Compared with when they were students, Americans today believe that
there's a lot less respect in the hallways of the nation's schools.
new Harris Poll out Thursday finds that fewer adults believe teachers
respect parents or students - and that fewer believe parents and
students respect teachers. In other words, just about every relationship
in a school has soured a bit.
In a first-of-its-kind survey,
Harris asked 2,250 adults last fall to compare their memory of "school
dynamics" when they were students with today. The percentage of
respondents who agreed with the statement "students respect teachers"
dropped from 79% to 31%. The findings on student respect for teachers
are nearly identical for adults who are parents of school-age children
and those who aren't.
"We have gone from a time when parents
believed what the teacher said in regards to their child's behavior and
reacted accordingly to the present, where parents stare in disbelief and
think of a million excuses as to why their child misbehaves," says
Marybeth Harrison, a public school speech therapist in Hunterdon County,
N.J. She said teachers are "sadly the first to be blamed," as parents
cite poor classroom management or a lack of patience. "It's time for
parents to start 'parenting' and teach manners, respect, etc. ... at
home. Let teachers teach."
Linda Schulz, Harris' senior vice president for research, says the
survey was "a way to be able to have at least some kind of benchmark" on
how people feel about schools. Harris plans to conduct the survey
Among the biggest drops: respondents' impressions of the
percentage of parents who respect teachers, which has plummeted, in
their minds, from 91% to 49%. Students' respect for teachers also
dropped, from 79% to 31%.
The findings don't surprise Arnold Fege,
president of Public Advocacy for Kids, a Washington, D.C.-based group
focused on education and child advocacy policy. A veteran of many
political battles surrounding schools, he has noticed "a lack of respect
for public education over the years," whether the issue is testing,
teacher evaluations or school choice.
"I think the community
really feels that they've lost control of large parts of the
institutions that are important to their life," Fege says.
education isn't the only arena under the gun - Fege points to recent
polls showing that Americans are losing faith in government's ability to
solve big problems. "I think that's huge," he says. "I think that's
really scary that we've come to a point where we have diminished the
importance of everything from FEMA to the military to the NSA."
Angeles teacher Michael Ulmer says, "I shake students' hands when they
enter the classroom. Seeing as no teacher I had ever did the same, I
would say students have the same or more respect these days.

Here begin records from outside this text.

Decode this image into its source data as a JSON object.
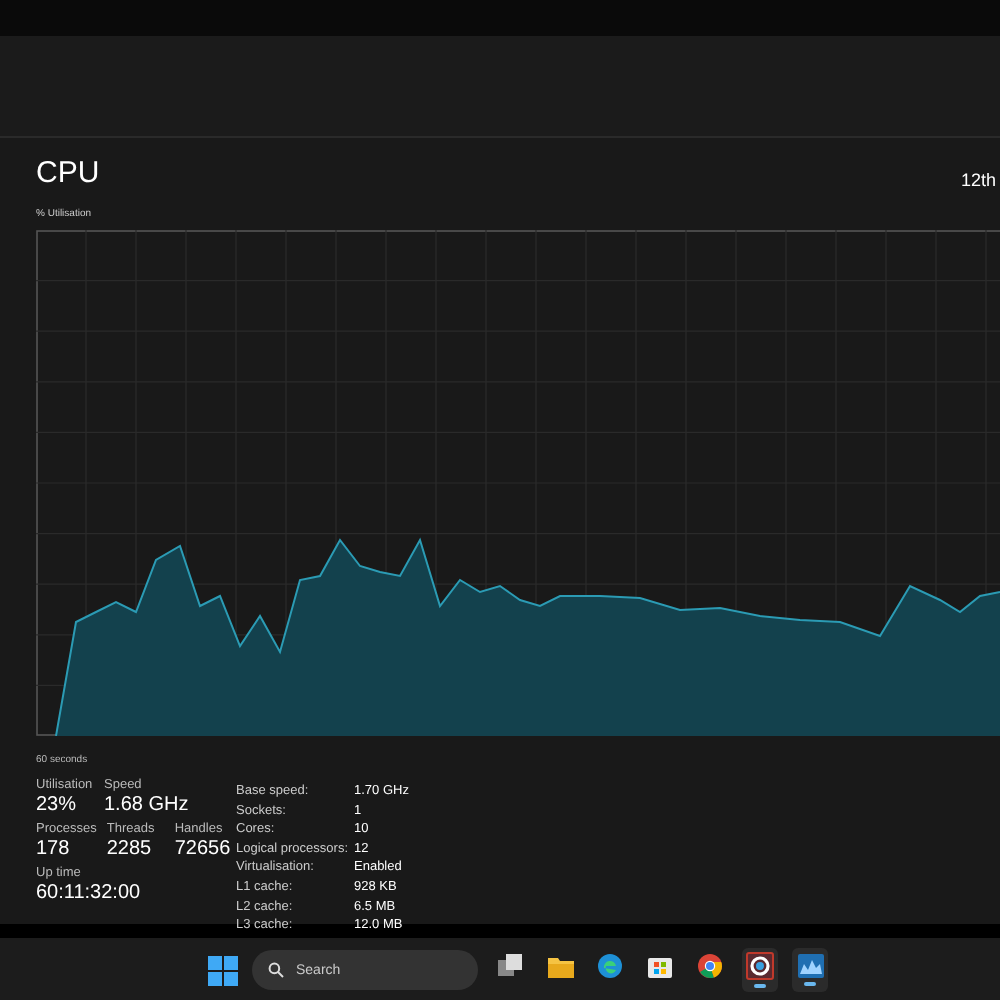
{
  "title": "CPU",
  "processor": "12th",
  "graph_label": "% Utilisation",
  "time_span": "60 seconds",
  "stats": [
    [
      {
        "label": "Utilisation",
        "value": "23%"
      },
      {
        "label": "Speed",
        "value": "1.68 GHz"
      }
    ],
    [
      {
        "label": "Processes",
        "value": "178"
      },
      {
        "label": "Threads",
        "value": "2285"
      },
      {
        "label": "Handles",
        "value": "72656"
      }
    ],
    [
      {
        "label": "Up time",
        "value": "60:11:32:00"
      }
    ]
  ],
  "details": [
    {
      "label": "Base speed:",
      "value": "1.70 GHz"
    },
    {
      "label": "Sockets:",
      "value": "1"
    },
    {
      "label": "Cores:",
      "value": "10"
    },
    {
      "label": "Logical processors:",
      "value": "12"
    },
    {
      "label": "Virtualisation:",
      "value": "Enabled"
    },
    {
      "label": "L1 cache:",
      "value": "928 KB"
    },
    {
      "label": "L2 cache:",
      "value": "6.5 MB"
    },
    {
      "label": "L3 cache:",
      "value": "12.0 MB"
    }
  ],
  "taskbar": {
    "search": {
      "placeholder": "Search"
    },
    "apps": [
      {
        "kind": "taskview",
        "running": false
      },
      {
        "kind": "folder",
        "running": false
      },
      {
        "kind": "edge",
        "running": false
      },
      {
        "kind": "store",
        "running": false
      },
      {
        "kind": "chrome",
        "running": false
      },
      {
        "kind": "ring",
        "running": true
      },
      {
        "kind": "taskmanager",
        "running": true
      }
    ]
  }
}
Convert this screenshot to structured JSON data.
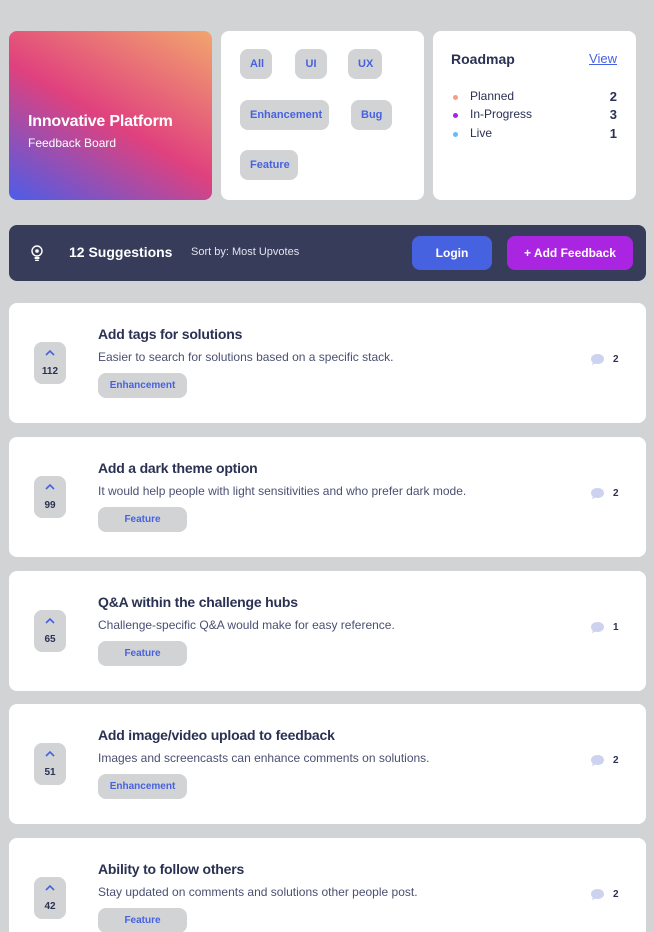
{
  "brand": {
    "title": "Innovative Platform",
    "subtitle": "Feedback Board"
  },
  "filters": [
    "All",
    "UI",
    "UX",
    "Enhancement",
    "Bug",
    "Feature"
  ],
  "roadmap": {
    "title": "Roadmap",
    "view_label": "View",
    "items": [
      {
        "label": "Planned",
        "count": "2",
        "color": "#f49f85"
      },
      {
        "label": "In-Progress",
        "count": "3",
        "color": "#ad1fea"
      },
      {
        "label": "Live",
        "count": "1",
        "color": "#62bcfa"
      }
    ]
  },
  "toolbar": {
    "icon": "lightbulb-icon",
    "suggestions": "12 Suggestions",
    "sort": "Sort by: Most Upvotes",
    "login_label": "Login",
    "add_label": "+ Add Feedback"
  },
  "suggestions": [
    {
      "upvotes": "112",
      "title": "Add tags for solutions",
      "description": "Easier to search for solutions based on a specific stack.",
      "tag": "Enhancement",
      "comments": "2"
    },
    {
      "upvotes": "99",
      "title": "Add a dark theme option",
      "description": "It would help people with light sensitivities and who prefer dark mode.",
      "tag": "Feature",
      "comments": "2"
    },
    {
      "upvotes": "65",
      "title": "Q&A within the challenge hubs",
      "description": "Challenge-specific Q&A would make for easy reference.",
      "tag": "Feature",
      "comments": "1"
    },
    {
      "upvotes": "51",
      "title": "Add image/video upload to feedback",
      "description": "Images and screencasts can enhance comments on solutions.",
      "tag": "Enhancement",
      "comments": "2"
    },
    {
      "upvotes": "42",
      "title": "Ability to follow others",
      "description": "Stay updated on comments and solutions other people post.",
      "tag": "Feature",
      "comments": "2"
    }
  ]
}
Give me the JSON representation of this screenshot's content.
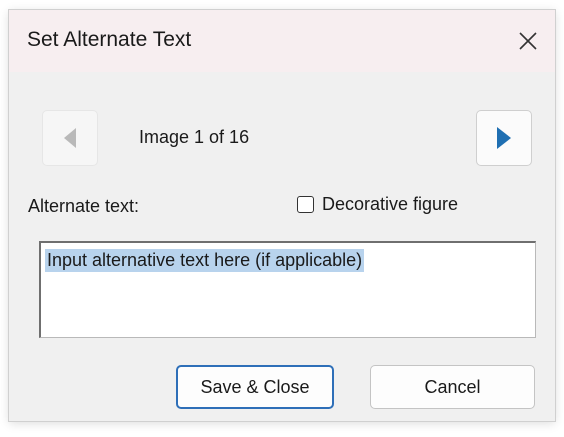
{
  "dialog": {
    "title": "Set Alternate Text",
    "close_icon": "close-icon"
  },
  "navigation": {
    "prev_icon": "triangle-left-icon",
    "next_icon": "triangle-right-icon",
    "counter_text": "Image 1 of 16",
    "prev_enabled": false,
    "next_enabled": true
  },
  "form": {
    "alt_text_label": "Alternate text:",
    "decorative_label": "Decorative figure",
    "decorative_checked": false,
    "alt_text_value": "Input alternative text here (if applicable)"
  },
  "buttons": {
    "save_label": "Save & Close",
    "cancel_label": "Cancel"
  },
  "colors": {
    "titlebar_bg": "#f7eef0",
    "dialog_bg": "#f0f0f0",
    "accent": "#2e6fb8",
    "selection": "#b8d3ed",
    "next_arrow": "#1f6fb2",
    "prev_arrow_disabled": "#b9b9b9"
  }
}
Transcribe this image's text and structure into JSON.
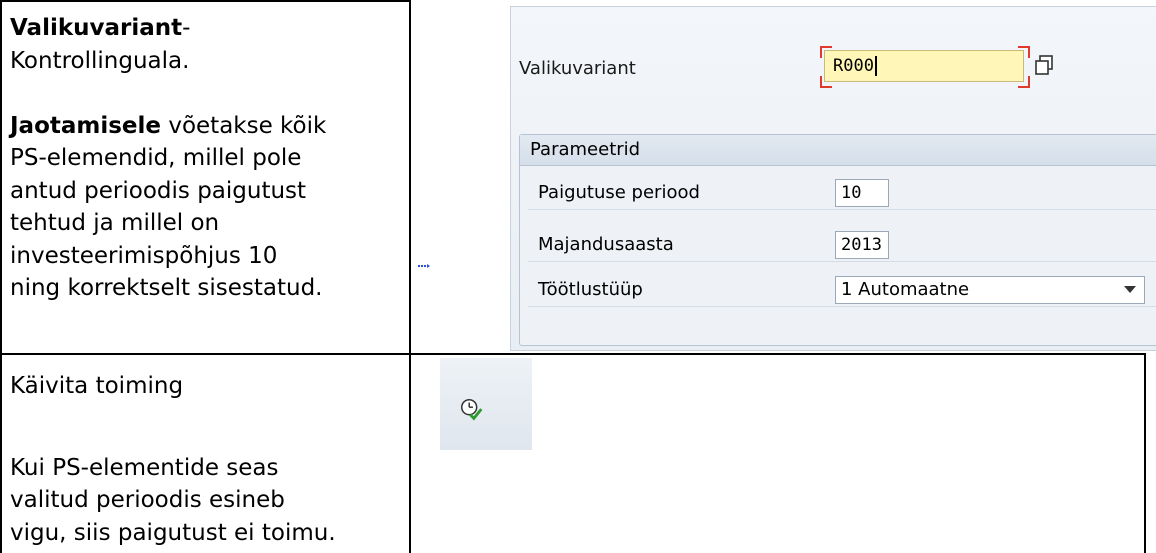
{
  "left_column": {
    "row1": {
      "line1_bold": "Valikuvariant",
      "line1_rest": "-",
      "line2": "Kontrollinguala.",
      "para_bold": "Jaotamisele",
      "para_lines": [
        "võetakse kõik",
        "PS-elemendid, millel pole",
        "antud perioodis paigutust",
        "tehtud ja millel on",
        "investeerimispõhjus 10",
        "ning korrektselt sisestatud."
      ]
    },
    "row2": {
      "line1": "Käivita toiming",
      "para_lines": [
        "Kui PS-elementide seas",
        "valitud perioodis esineb",
        "vigu, siis paigutust ei toimu."
      ]
    }
  },
  "sap_selection": {
    "variant_label": "Valikuvariant",
    "variant_value": "R000",
    "group_title": "Parameetrid",
    "params": [
      {
        "label": "Paigutuse periood",
        "value": "10"
      },
      {
        "label": "Majandusaasta",
        "value": "2013"
      },
      {
        "label": "Töötlustüüp",
        "value": "1 Automaatne"
      }
    ],
    "required_marker_color": "#e03a2e",
    "field_highlight_color": "#fff6b8"
  },
  "sap_toolbar": {
    "execute_icon": "execute-clock-check-icon"
  }
}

It's all
about expectations and modeling behavior."
Jen Childers, a parent
in Evansville, Ind., says the level of respect in school hasn't
necessarily gotten worse. "I was a sideshow attraction at our school
because I was 6-foot-2-inches in middle school," she says. "I was
constantly teased and ridiculed and teachers and counselors knew it.
They did nothing." Most mornings, she recalls, "I was throwing up in the
car but I made myself go."
Now a professional boxer and boxing
promoter and the mother of an eighth-grader, she says her daughter has
been bullied at school because of her size. When she notified the
school, she says an official said the cases are difficult to prove "and
did nothing. The school principal didn't care and has taken a very soft
approach. It's sad. The saga continues."